◆ **Exercise instructions**
With the images set aside, retype every record below character for character.

◆ **Exercise data**
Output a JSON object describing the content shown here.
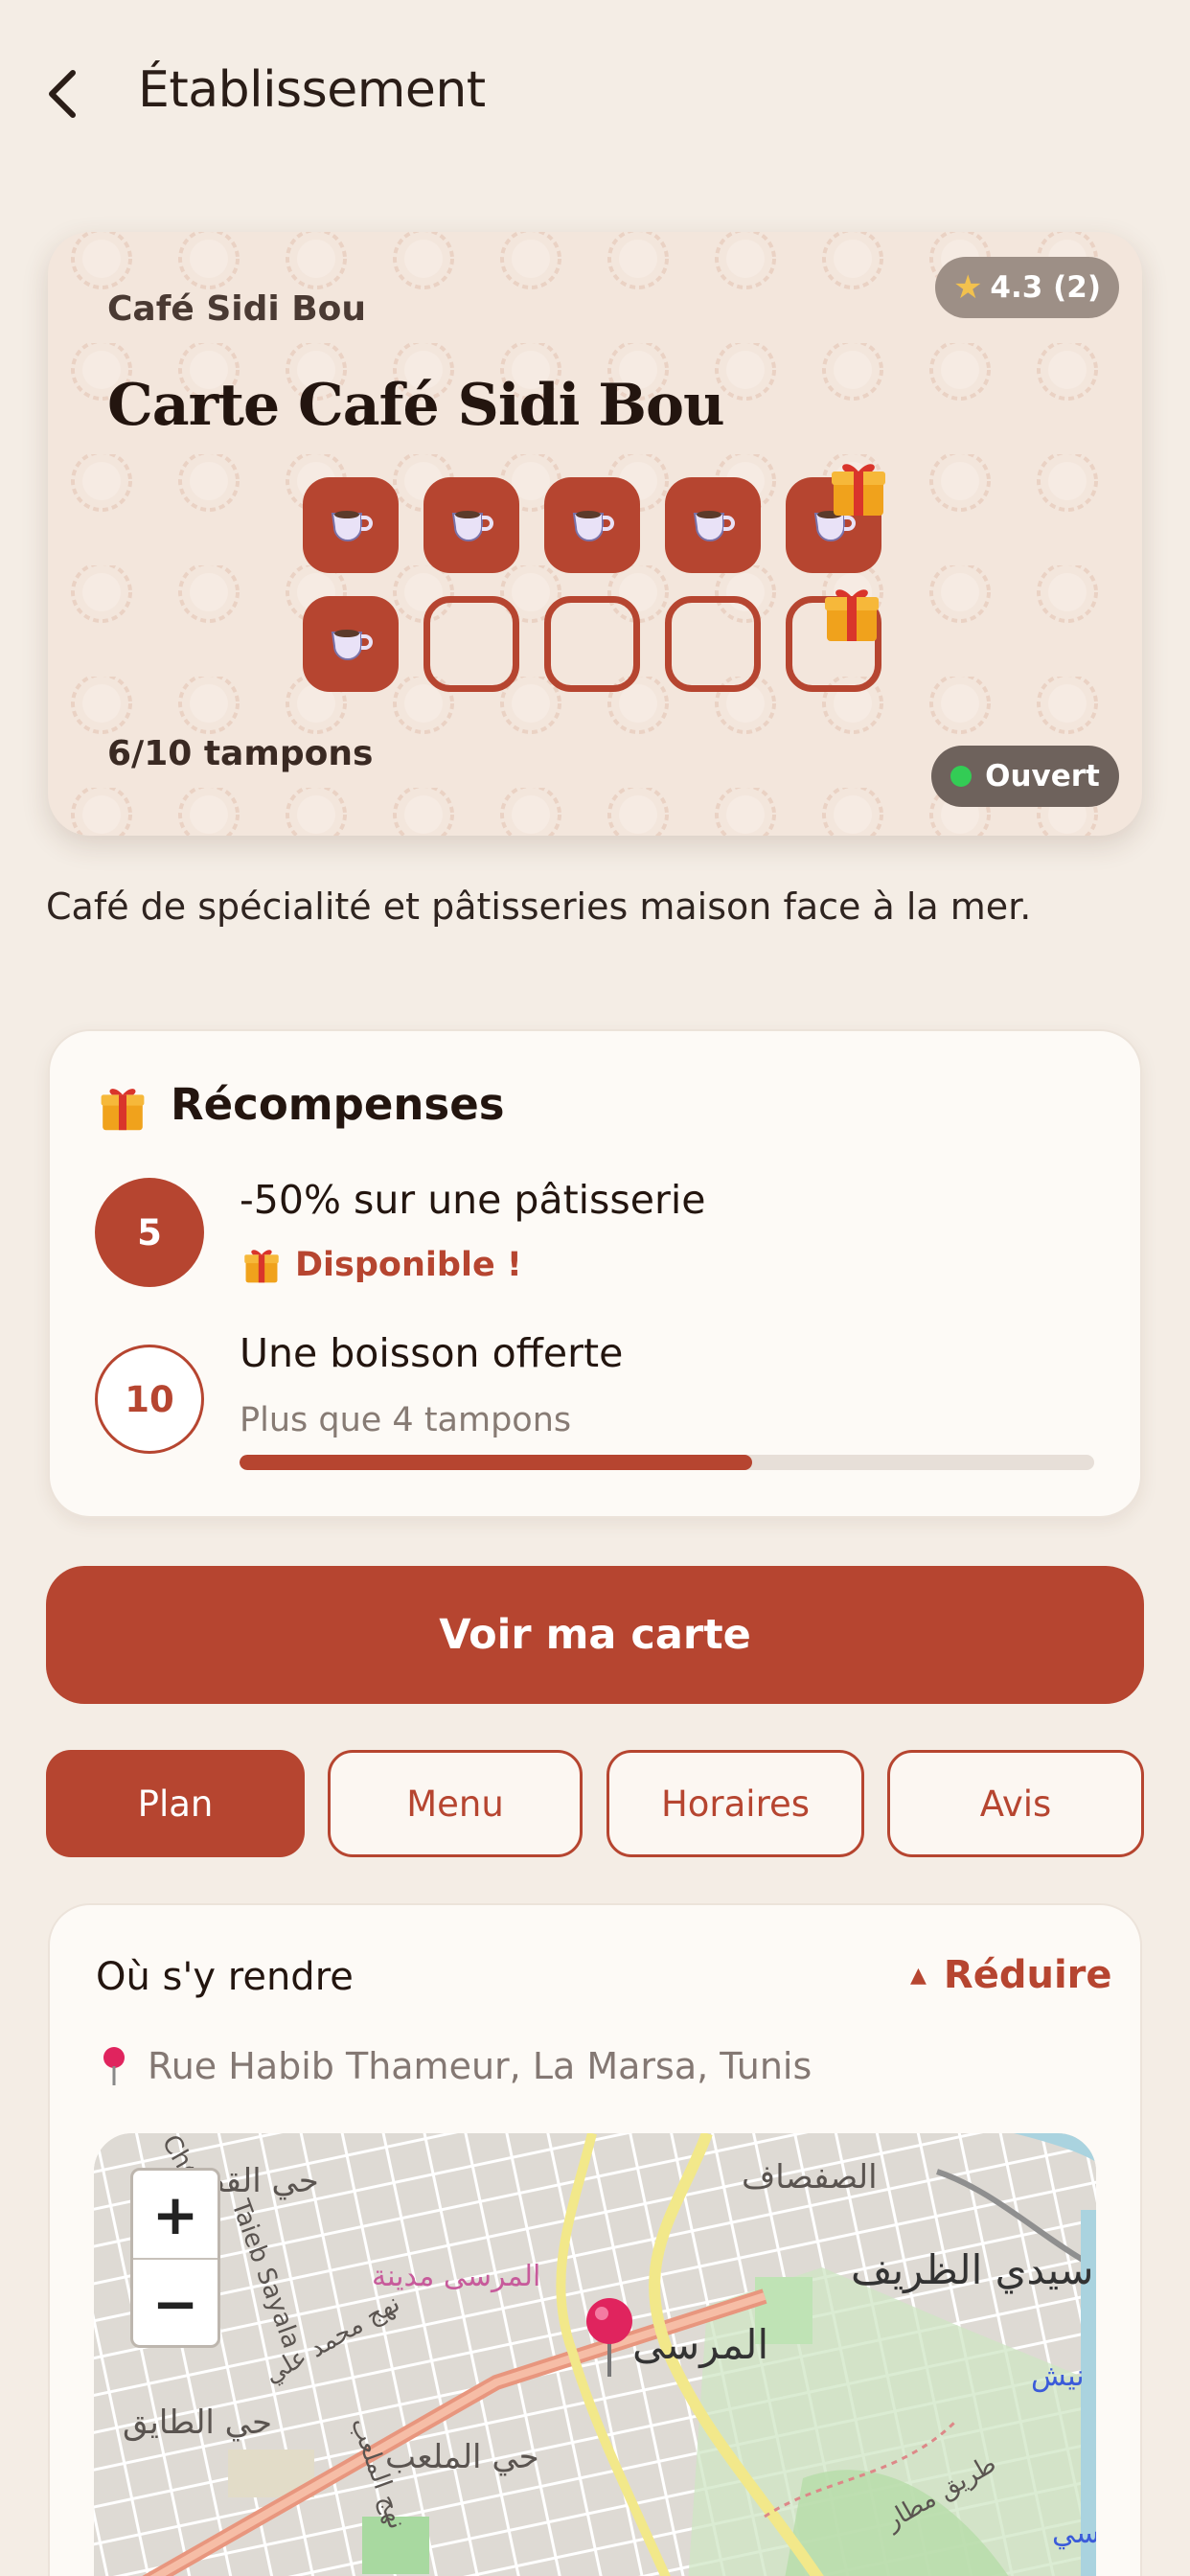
{
  "header": {
    "title": "Établissement"
  },
  "card": {
    "business_name": "Café Sidi Bou",
    "title": "Carte Café Sidi Bou",
    "rating": "4.3 (2)",
    "stamps_collected": 6,
    "stamps_total": 10,
    "stamp_count_text": "6/10 tampons",
    "status": "Ouvert",
    "accent": "#b64530"
  },
  "description": "Café de spécialité et pâtisseries maison face à la mer.",
  "rewards": {
    "title": "Récompenses",
    "items": [
      {
        "threshold": "5",
        "label": "-50% sur une pâtisserie",
        "status": "Disponible !"
      },
      {
        "threshold": "10",
        "label": "Une boisson offerte",
        "status": "Plus que 4 tampons",
        "progress": 0.6
      }
    ]
  },
  "primary_button": "Voir ma carte",
  "tabs": [
    {
      "label": "Plan",
      "active": true
    },
    {
      "label": "Menu",
      "active": false
    },
    {
      "label": "Horaires",
      "active": false
    },
    {
      "label": "Avis",
      "active": false
    }
  ],
  "directions": {
    "title": "Où s'y rendre",
    "collapse_label": "Réduire",
    "address": "Rue Habib Thameur, La Marsa, Tunis"
  },
  "map": {
    "zoom_in": "+",
    "zoom_out": "−",
    "labels": {
      "marsa": "المرسى",
      "sidi_dhrif": "سيدي الظريف",
      "safsaf": "الصفصاف",
      "qudat": "حي القضاة",
      "marsa_medina": "المرسى مدينة",
      "malaab": "حي الملعب",
      "taieb": "حي الطايق",
      "mohamed_ali": "نهج محمد علي",
      "malaab_st": "نهج الملعب",
      "chott": "Chott",
      "taieb_sayala": "Taieb Sayala",
      "matar": "طريق مطار",
      "nish": "نيش",
      "edge_si": "سي"
    }
  }
}
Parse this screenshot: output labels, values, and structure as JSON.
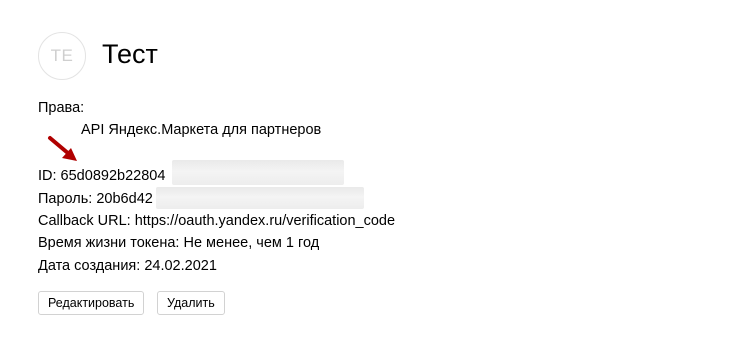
{
  "app": {
    "initials": "TE",
    "name": "Тест"
  },
  "details": {
    "rights_label": "Права:",
    "scopes": [
      "API Яндекс.Маркета для партнеров"
    ],
    "id_line": "ID: 65d0892b22804",
    "password_line": "Пароль: 20b6d42",
    "callback_line": "Callback URL: https://oauth.yandex.ru/verification_code",
    "token_lifetime_line": "Время жизни токена: Не менее, чем 1 год",
    "created_line": "Дата создания: 24.02.2021"
  },
  "actions": {
    "edit_label": "Редактировать",
    "delete_label": "Удалить"
  },
  "colors": {
    "annotation_arrow": "#b00000",
    "button_border": "#d2d2d2",
    "avatar_text": "#cfcfcf"
  }
}
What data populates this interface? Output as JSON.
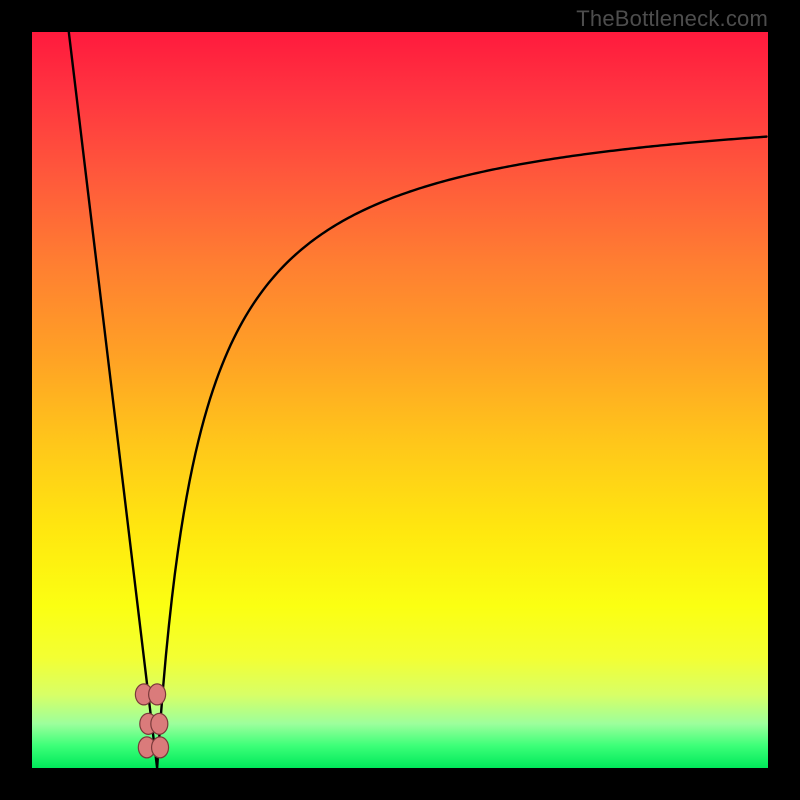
{
  "watermark": "TheBottleneck.com",
  "colors": {
    "frame": "#000000",
    "curve": "#000000",
    "point_fill": "#da7b7b",
    "point_stroke": "#7a3a3a",
    "gradient_top": "#ff1a3d",
    "gradient_bottom": "#00e85a"
  },
  "chart_data": {
    "type": "line",
    "title": "",
    "xlabel": "",
    "ylabel": "",
    "ylim": [
      0,
      100
    ],
    "xlim": [
      0,
      100
    ],
    "curve_note": "V-shaped bottleneck curve: falls from 100% at x≈5 to 0% at x≈17, then rises asymptotically toward ~90% by x=100. y interpreted as bottleneck percentage (top=high bottleneck, bottom=0%).",
    "series": [
      {
        "name": "bottleneck-curve",
        "x": [
          5,
          8,
          11,
          14,
          16,
          17,
          18,
          20,
          23,
          27,
          32,
          38,
          46,
          56,
          68,
          82,
          100
        ],
        "y": [
          100,
          75,
          50,
          25,
          10,
          0,
          8,
          22,
          37,
          50,
          60,
          68,
          75,
          80,
          84,
          87,
          90
        ]
      }
    ],
    "points": [
      {
        "x": 15.2,
        "y": 10.0
      },
      {
        "x": 17.0,
        "y": 10.0
      },
      {
        "x": 15.8,
        "y": 6.0
      },
      {
        "x": 17.3,
        "y": 6.0
      },
      {
        "x": 15.6,
        "y": 2.8
      },
      {
        "x": 17.4,
        "y": 2.8
      }
    ]
  }
}
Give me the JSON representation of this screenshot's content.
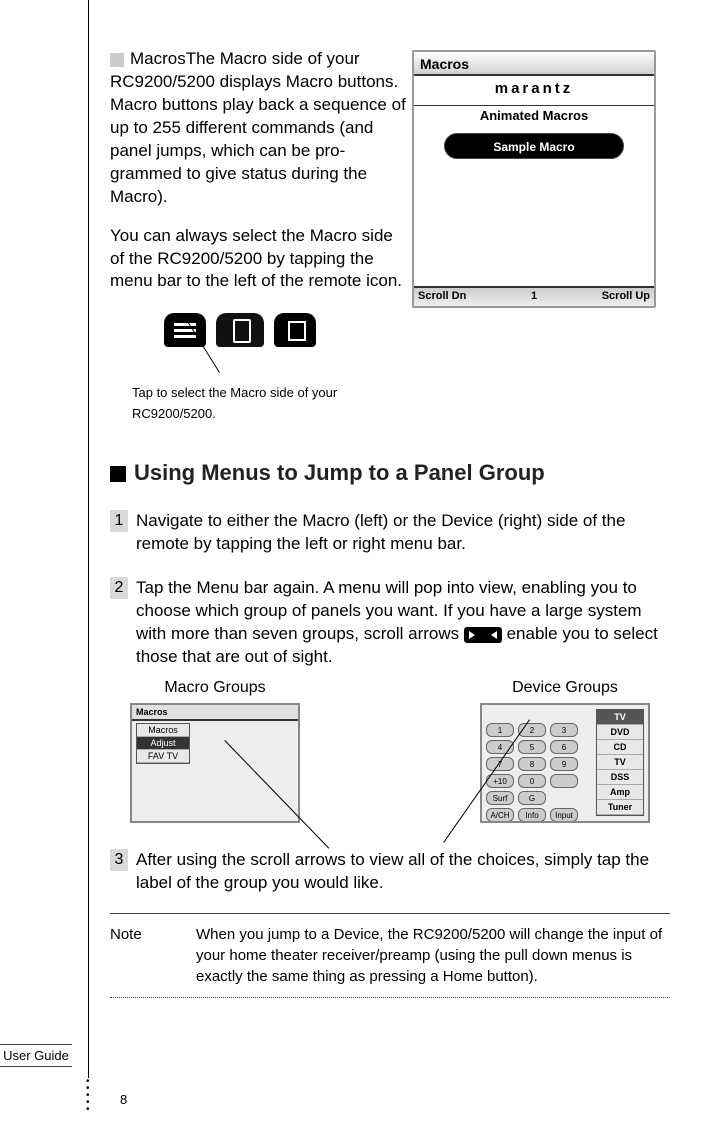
{
  "section1": {
    "label": "Macros",
    "para1": "The Macro side of your RC9200/5200  displays Macro buttons. Macro buttons play back a sequence of up to 255 different commands (and panel jumps, which can be pro-grammed to give status during the Macro).",
    "para2": "You can always select the Macro side of the RC9200/5200  by tapping the menu bar to the left of the remote icon.",
    "tap_caption": "Tap to select the Macro side of your RC9200/5200."
  },
  "device_shot": {
    "top": "Macros",
    "brand": "marantz",
    "subtitle": "Animated Macros",
    "button": "Sample Macro",
    "bottom_left": "Scroll Dn",
    "bottom_center": "1",
    "bottom_right": "Scroll Up"
  },
  "heading2": "Using Menus to Jump to a Panel Group",
  "steps": {
    "s1_num": "1",
    "s1": "Navigate to either the Macro (left) or the Device (right) side of the remote by tapping the left or right menu bar.",
    "s2_num": "2",
    "s2a": "Tap the Menu bar again. A menu will pop into view, enabling you to choose which group of panels you want. If you have a large system with more than seven groups, scroll arrows ",
    "s2b": " enable you to select those that are out of sight.",
    "s3_num": "3",
    "s3": "After using the scroll arrows to view all of the choices, simply tap the label of the group you would like."
  },
  "groups": {
    "macro_label": "Macro Groups",
    "device_label": "Device Groups",
    "macro_menu": {
      "top": "Macros",
      "items": [
        "Macros",
        "Adjust",
        "FAV TV"
      ]
    },
    "device_menu": {
      "top": "TV",
      "items": [
        "DVD",
        "CD",
        "TV",
        "DSS",
        "Amp",
        "Tuner"
      ]
    }
  },
  "note": {
    "label": "Note",
    "text": "When you jump to a Device, the RC9200/5200 will change the input of your home theater receiver/preamp (using the pull down menus is exactly the same thing as pressing a Home button)."
  },
  "footer": {
    "user_guide": "User Guide",
    "page": "8"
  }
}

◆ **Solved exercise**
Output a JSON object describing the content shown here.
{
  "header": {
    "title": "Établissement"
  },
  "card": {
    "business_name": "Café Sidi Bou",
    "title": "Carte Café Sidi Bou",
    "rating": "4.3 (2)",
    "stamps_collected": 6,
    "stamps_total": 10,
    "stamp_count_text": "6/10 tampons",
    "status": "Ouvert",
    "accent": "#b64530"
  },
  "description": "Café de spécialité et pâtisseries maison face à la mer.",
  "rewards": {
    "title": "Récompenses",
    "items": [
      {
        "threshold": "5",
        "label": "-50% sur une pâtisserie",
        "status": "Disponible !"
      },
      {
        "threshold": "10",
        "label": "Une boisson offerte",
        "status": "Plus que 4 tampons",
        "progress": 0.6
      }
    ]
  },
  "primary_button": "Voir ma carte",
  "tabs": [
    {
      "label": "Plan",
      "active": true
    },
    {
      "label": "Menu",
      "active": false
    },
    {
      "label": "Horaires",
      "active": false
    },
    {
      "label": "Avis",
      "active": false
    }
  ],
  "directions": {
    "title": "Où s'y rendre",
    "collapse_label": "Réduire",
    "address": "Rue Habib Thameur, La Marsa, Tunis"
  },
  "map": {
    "zoom_in": "+",
    "zoom_out": "−",
    "labels": {
      "marsa": "المرسى",
      "sidi_dhrif": "سيدي الظريف",
      "safsaf": "الصفصاف",
      "qudat": "حي القضاة",
      "marsa_medina": "المرسى مدينة",
      "malaab": "حي الملعب",
      "taieb": "حي الطايق",
      "mohamed_ali": "نهج محمد علي",
      "malaab_st": "نهج الملعب",
      "chott": "Chott",
      "taieb_sayala": "Taieb Sayala",
      "matar": "طريق مطار",
      "nish": "نيش",
      "edge_si": "سي"
    }
  }
}
Parse this screenshot: output labels, values, and structure as JSON.
{
  "app": {
    "initials": "TE",
    "name": "Тест"
  },
  "details": {
    "rights_label": "Права:",
    "scopes": [
      "API Яндекс.Маркета для партнеров"
    ],
    "id_line": "ID: 65d0892b22804",
    "password_line": "Пароль: 20b6d42",
    "callback_line": "Callback URL: https://oauth.yandex.ru/verification_code",
    "token_lifetime_line": "Время жизни токена: Не менее, чем 1 год",
    "created_line": "Дата создания: 24.02.2021"
  },
  "actions": {
    "edit_label": "Редактировать",
    "delete_label": "Удалить"
  },
  "colors": {
    "annotation_arrow": "#b00000",
    "button_border": "#d2d2d2",
    "avatar_text": "#cfcfcf"
  }
}
What data populates this interface? Output as JSON.
{
  "watermark": "TheBottleneck.com",
  "colors": {
    "frame": "#000000",
    "curve": "#000000",
    "point_fill": "#da7b7b",
    "point_stroke": "#7a3a3a",
    "gradient_top": "#ff1a3d",
    "gradient_bottom": "#00e85a"
  },
  "chart_data": {
    "type": "line",
    "title": "",
    "xlabel": "",
    "ylabel": "",
    "ylim": [
      0,
      100
    ],
    "xlim": [
      0,
      100
    ],
    "curve_note": "V-shaped bottleneck curve: falls from 100% at x≈5 to 0% at x≈17, then rises asymptotically toward ~90% by x=100. y interpreted as bottleneck percentage (top=high bottleneck, bottom=0%).",
    "series": [
      {
        "name": "bottleneck-curve",
        "x": [
          5,
          8,
          11,
          14,
          16,
          17,
          18,
          20,
          23,
          27,
          32,
          38,
          46,
          56,
          68,
          82,
          100
        ],
        "y": [
          100,
          75,
          50,
          25,
          10,
          0,
          8,
          22,
          37,
          50,
          60,
          68,
          75,
          80,
          84,
          87,
          90
        ]
      }
    ],
    "points": [
      {
        "x": 15.2,
        "y": 10.0
      },
      {
        "x": 17.0,
        "y": 10.0
      },
      {
        "x": 15.8,
        "y": 6.0
      },
      {
        "x": 17.3,
        "y": 6.0
      },
      {
        "x": 15.6,
        "y": 2.8
      },
      {
        "x": 17.4,
        "y": 2.8
      }
    ]
  }
}
Give me the JSON representation of this screenshot's content.
{
  "section1": {
    "label": "Macros",
    "para1": "The Macro side of your RC9200/5200  displays Macro buttons. Macro buttons play back a sequence of up to 255 different commands (and panel jumps, which can be pro-grammed to give status during the Macro).",
    "para2": "You can always select the Macro side of the RC9200/5200  by tapping the menu bar to the left of the remote icon.",
    "tap_caption": "Tap to select the Macro side of your RC9200/5200."
  },
  "device_shot": {
    "top": "Macros",
    "brand": "marantz",
    "subtitle": "Animated Macros",
    "button": "Sample Macro",
    "bottom_left": "Scroll Dn",
    "bottom_center": "1",
    "bottom_right": "Scroll Up"
  },
  "heading2": "Using Menus to Jump to a Panel Group",
  "steps": {
    "s1_num": "1",
    "s1": "Navigate to either the Macro (left) or the Device (right) side of the remote by tapping the left or right menu bar.",
    "s2_num": "2",
    "s2a": "Tap the Menu bar again. A menu will pop into view, enabling you to choose which group of panels you want. If you have a large system with more than seven groups, scroll arrows ",
    "s2b": " enable you to select those that are out of sight.",
    "s3_num": "3",
    "s3": "After using the scroll arrows to view all of the choices, simply tap the label of the group you would like."
  },
  "groups": {
    "macro_label": "Macro Groups",
    "device_label": "Device Groups",
    "macro_menu": {
      "top": "Macros",
      "items": [
        "Macros",
        "Adjust",
        "FAV TV"
      ]
    },
    "device_menu": {
      "top": "TV",
      "items": [
        "DVD",
        "CD",
        "TV",
        "DSS",
        "Amp",
        "Tuner"
      ]
    }
  },
  "note": {
    "label": "Note",
    "text": "When you jump to a Device, the RC9200/5200 will change the input of your home theater receiver/preamp (using the pull down menus is exactly the same thing as pressing a Home button)."
  },
  "footer": {
    "user_guide": "User Guide",
    "page": "8"
  }
}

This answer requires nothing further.